If high-impact, high-quality work is expected on a day-to-day basis from employers, then employers should also be paying attention to holistic health and wellness. We’re only humans; our bodies and our brains need a break sometimes in order to function at full capacity, especially when there is great pressure from a society that defines us by our work. Employers need to take care of their employees so that employees can turn around and do the best they can for their respective companies. We want employees to thrive, not just survive.
The benefits of addressing mental health in the workplace are extensive. Most employees spend the majority of their days at work, and if they’re more content at work then they’ll be more content overall in their lives. If they’re stressed at work, then it will be seep into other areas of their lives as well.
It’s common knowledge that one in five people deal with an easily-diagnosed mental illness. Think about how many people in your office that would include. Maybe it’s the guy in the cubicle next to you. Maybe it’s you. Most employees don’t feel that they can be honest about this reality. While many employees feel as if their illness doesn’t affect their work, they are also afraid that speaking up about it could mean that they will lose their job altogether. In addition, they may have seen how the stigma affected other coworkers who came forward and they are not willing to repeat it.
David Butlein said it best in a recent Forbes article , “stress inhibits creativity.” He explained that if our bodies are in fight or flight mode then we’re focused on “just trying to reduce the pain of stress and overwhelm” rather than finding new, innovative ways to accomplish the same goals and objectives. Our culture thrives on creativity, and in order for creativity to flourish, there needs to be room for rest and mistakes. If employees are buzzing with eighteen million different thoughts about work, life, social calendars, stress, family, illnesses then how will they create the next big idea, a safe environment, an equality focused space?

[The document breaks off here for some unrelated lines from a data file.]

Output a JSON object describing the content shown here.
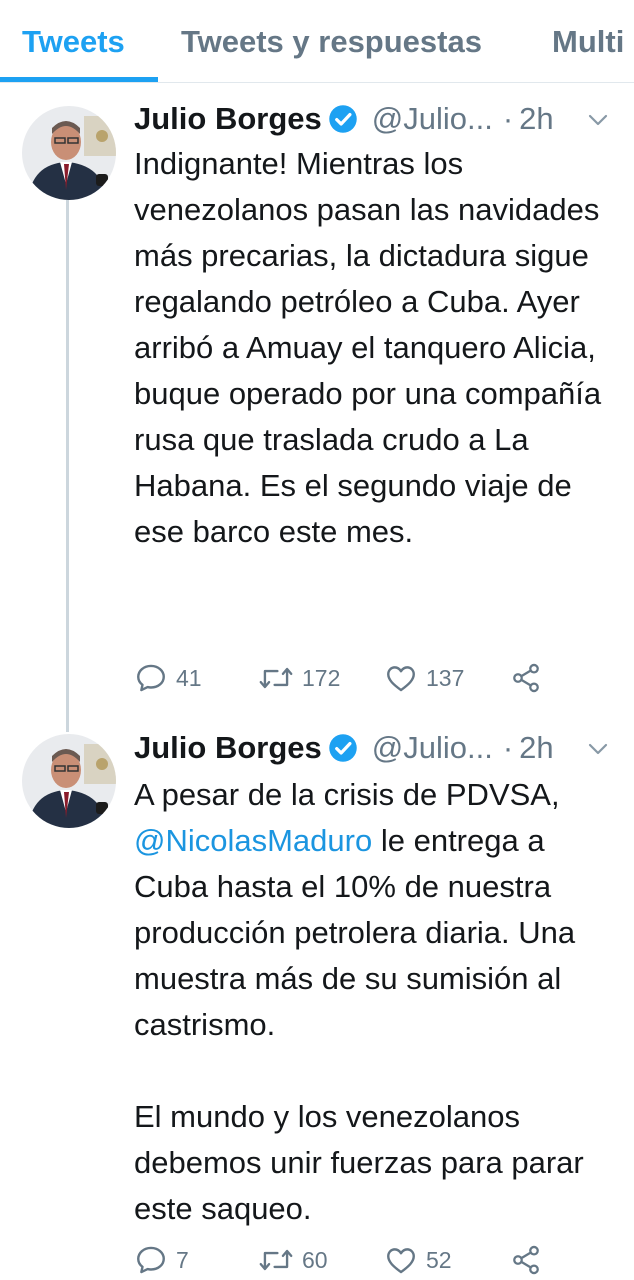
{
  "tabs": [
    {
      "label": "Tweets",
      "active": true
    },
    {
      "label": "Tweets y respuestas",
      "active": false
    },
    {
      "label": "Multi",
      "active": false
    }
  ],
  "colors": {
    "accent": "#1da1f2",
    "link": "#1b95e0",
    "secondary_text": "#657786",
    "divider": "#e1e8ed"
  },
  "tweets": [
    {
      "author": "Julio Borges",
      "handle": "@Julio...",
      "separator": "·",
      "time": "2h",
      "verified": true,
      "text": "Indignante! Mientras los venezolanos pasan las navidades más precarias, la dictadura sigue regalando petróleo a Cuba. Ayer arribó a Amuay el tanquero Alicia, buque operado por una compañía rusa que traslada crudo a La Habana. Es el segundo viaje de ese barco este mes.",
      "replies": "41",
      "retweets": "172",
      "likes": "137"
    },
    {
      "author": "Julio Borges",
      "handle": "@Julio...",
      "separator": "·",
      "time": "2h",
      "verified": true,
      "text_before": "A pesar de la crisis de PDVSA,",
      "mention": "@NicolasMaduro",
      "text_after": " le entrega a Cuba hasta el 10% de nuestra producción petrolera diaria. Una muestra más de su sumisión al castrismo.\n\nEl mundo y los venezolanos debemos unir fuerzas para parar este saqueo.",
      "replies": "7",
      "retweets": "60",
      "likes": "52"
    }
  ],
  "icons": {
    "reply": "reply-icon",
    "retweet": "retweet-icon",
    "like": "heart-icon",
    "share": "share-icon",
    "verified": "verified-badge-icon",
    "menu": "chevron-down-icon"
  }
}
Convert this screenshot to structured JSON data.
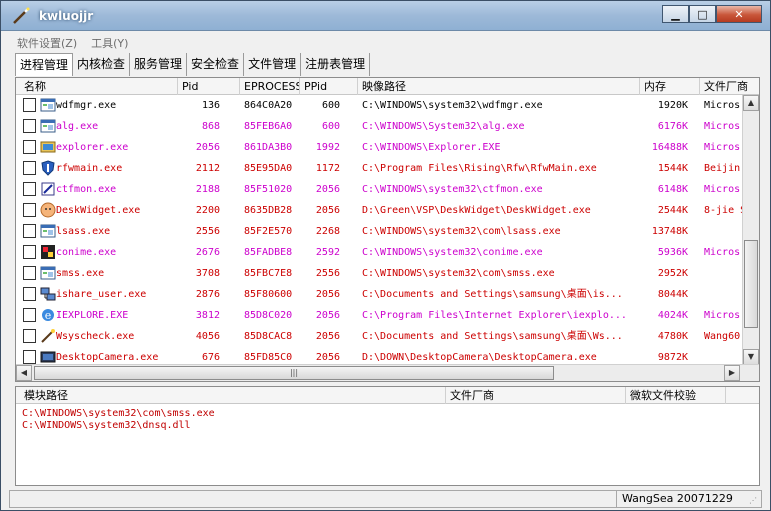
{
  "window": {
    "title": "kwluojjr"
  },
  "menu": [
    "软件设置(Z)",
    "工具(Y)"
  ],
  "tabs": [
    {
      "label": "进程管理",
      "active": true
    },
    {
      "label": "内核检查",
      "active": false
    },
    {
      "label": "服务管理",
      "active": false
    },
    {
      "label": "安全检查",
      "active": false
    },
    {
      "label": "文件管理",
      "active": false
    },
    {
      "label": "注册表管理",
      "active": false
    }
  ],
  "columns": [
    "名称",
    "Pid",
    "EPROCESS",
    "PPid",
    "映像路径",
    "内存",
    "文件厂商"
  ],
  "colors": {
    "black": "#000000",
    "red": "#cc0000",
    "magenta": "#cc00cc"
  },
  "processes": [
    {
      "name": "wdfmgr.exe",
      "pid": "136",
      "eprocess": "864C0A20",
      "ppid": "600",
      "path": "C:\\WINDOWS\\system32\\wdfmgr.exe",
      "mem": "1920K",
      "vendor": "Micros",
      "color": "black",
      "icon": "app-window-icon"
    },
    {
      "name": "alg.exe",
      "pid": "868",
      "eprocess": "85FEB6A0",
      "ppid": "600",
      "path": "C:\\WINDOWS\\System32\\alg.exe",
      "mem": "6176K",
      "vendor": "Micros",
      "color": "magenta",
      "icon": "app-window-icon"
    },
    {
      "name": "explorer.exe",
      "pid": "2056",
      "eprocess": "861DA3B0",
      "ppid": "1992",
      "path": "C:\\WINDOWS\\Explorer.EXE",
      "mem": "16488K",
      "vendor": "Micros",
      "color": "magenta",
      "icon": "explorer-icon"
    },
    {
      "name": "rfwmain.exe",
      "pid": "2112",
      "eprocess": "85E95DA0",
      "ppid": "1172",
      "path": "C:\\Program Files\\Rising\\Rfw\\RfwMain.exe",
      "mem": "1544K",
      "vendor": "Beijin",
      "color": "red",
      "icon": "shield-icon"
    },
    {
      "name": "ctfmon.exe",
      "pid": "2188",
      "eprocess": "85F51020",
      "ppid": "2056",
      "path": "C:\\WINDOWS\\system32\\ctfmon.exe",
      "mem": "6148K",
      "vendor": "Micros",
      "color": "magenta",
      "icon": "pen-icon"
    },
    {
      "name": "DeskWidget.exe",
      "pid": "2200",
      "eprocess": "8635DB28",
      "ppid": "2056",
      "path": "D:\\Green\\VSP\\DeskWidget\\DeskWidget.exe",
      "mem": "2544K",
      "vendor": "8-jie S",
      "color": "red",
      "icon": "widget-icon"
    },
    {
      "name": "lsass.exe",
      "pid": "2556",
      "eprocess": "85F2E570",
      "ppid": "2268",
      "path": "C:\\WINDOWS\\system32\\com\\lsass.exe",
      "mem": "13748K",
      "vendor": "",
      "color": "red",
      "icon": "app-window-icon"
    },
    {
      "name": "conime.exe",
      "pid": "2676",
      "eprocess": "85FADBE8",
      "ppid": "2592",
      "path": "C:\\WINDOWS\\system32\\conime.exe",
      "mem": "5936K",
      "vendor": "Micros",
      "color": "magenta",
      "icon": "ime-icon"
    },
    {
      "name": "smss.exe",
      "pid": "3708",
      "eprocess": "85FBC7E8",
      "ppid": "2556",
      "path": "C:\\WINDOWS\\system32\\com\\smss.exe",
      "mem": "2952K",
      "vendor": "",
      "color": "red",
      "icon": "app-window-icon"
    },
    {
      "name": "ishare_user.exe",
      "pid": "2876",
      "eprocess": "85F80600",
      "ppid": "2056",
      "path": "C:\\Documents and Settings\\samsung\\桌面\\is...",
      "mem": "8044K",
      "vendor": "",
      "color": "red",
      "icon": "network-icon"
    },
    {
      "name": "IEXPLORE.EXE",
      "pid": "3812",
      "eprocess": "85D8C020",
      "ppid": "2056",
      "path": "C:\\Program Files\\Internet Explorer\\iexplo...",
      "mem": "4024K",
      "vendor": "Micros",
      "color": "magenta",
      "icon": "ie-icon"
    },
    {
      "name": "Wsyscheck.exe",
      "pid": "4056",
      "eprocess": "85D8CAC8",
      "ppid": "2056",
      "path": "C:\\Documents and Settings\\samsung\\桌面\\Ws...",
      "mem": "4780K",
      "vendor": "Wang60",
      "color": "red",
      "icon": "magic-wand-icon"
    },
    {
      "name": "DesktopCamera.exe",
      "pid": "676",
      "eprocess": "85FD85C0",
      "ppid": "2056",
      "path": "D:\\DOWN\\DesktopCamera\\DesktopCamera.exe",
      "mem": "9872K",
      "vendor": "",
      "color": "red",
      "icon": "camera-icon"
    }
  ],
  "modules": {
    "columns": [
      "模块路径",
      "文件厂商",
      "微软文件校验"
    ],
    "rows": [
      "C:\\WINDOWS\\system32\\com\\smss.exe",
      "C:\\WINDOWS\\system32\\dnsq.dll"
    ]
  },
  "status": {
    "text": "WangSea 20071229"
  }
}
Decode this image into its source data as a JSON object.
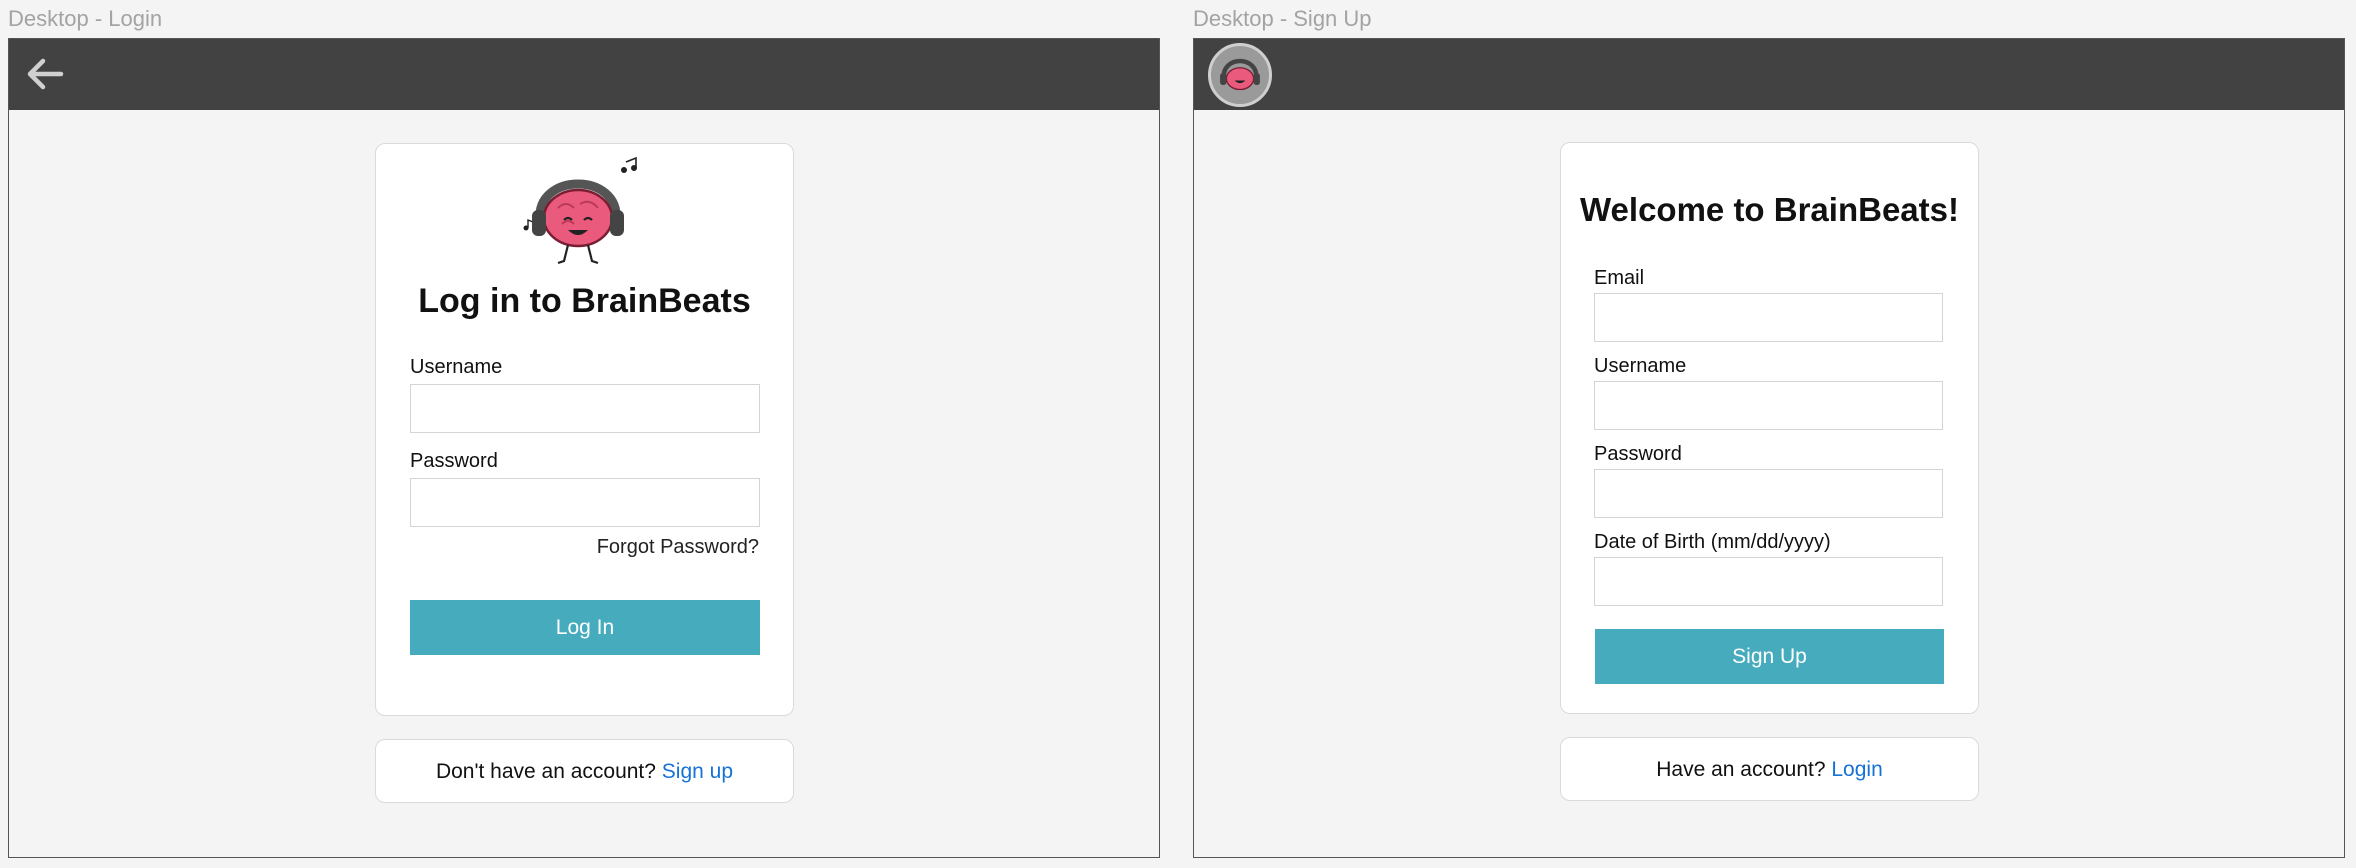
{
  "login_screen": {
    "frame_label": "Desktop - Login",
    "back_icon": "back-arrow-icon",
    "logo_icon": "brain-headphones-logo",
    "title": "Log in to BrainBeats",
    "username_label": "Username",
    "username_value": "",
    "password_label": "Password",
    "password_value": "",
    "forgot_password": "Forgot Password?",
    "login_button": "Log In",
    "footer_prompt": "Don't have an account?",
    "footer_link": "Sign up"
  },
  "signup_screen": {
    "frame_label": "Desktop - Sign Up",
    "avatar_icon": "brain-avatar-icon",
    "title": "Welcome to BrainBeats!",
    "email_label": "Email",
    "email_value": "",
    "username_label": "Username",
    "username_value": "",
    "password_label": "Password",
    "password_value": "",
    "dob_label": "Date of Birth (mm/dd/yyyy)",
    "dob_value": "",
    "signup_button": "Sign Up",
    "footer_prompt": "Have an account?",
    "footer_link": "Login"
  },
  "colors": {
    "topbar": "#424242",
    "accent_button": "#45abbd",
    "link": "#1673d6",
    "brain": "#ea5a7c"
  }
}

Many work places are adopting meditative rooms, offering yoga classes, and including wellness programs in their employee benefits packages. There are countless ways to go about supporting staff well.
So let’s work together. Let’s make this whole employment thing a relationship again, a give and take, a trust system built on relationships, hard work, and communication. Let’s agree to keep the conversation going about mental health. It takes bravery, but it is worth it.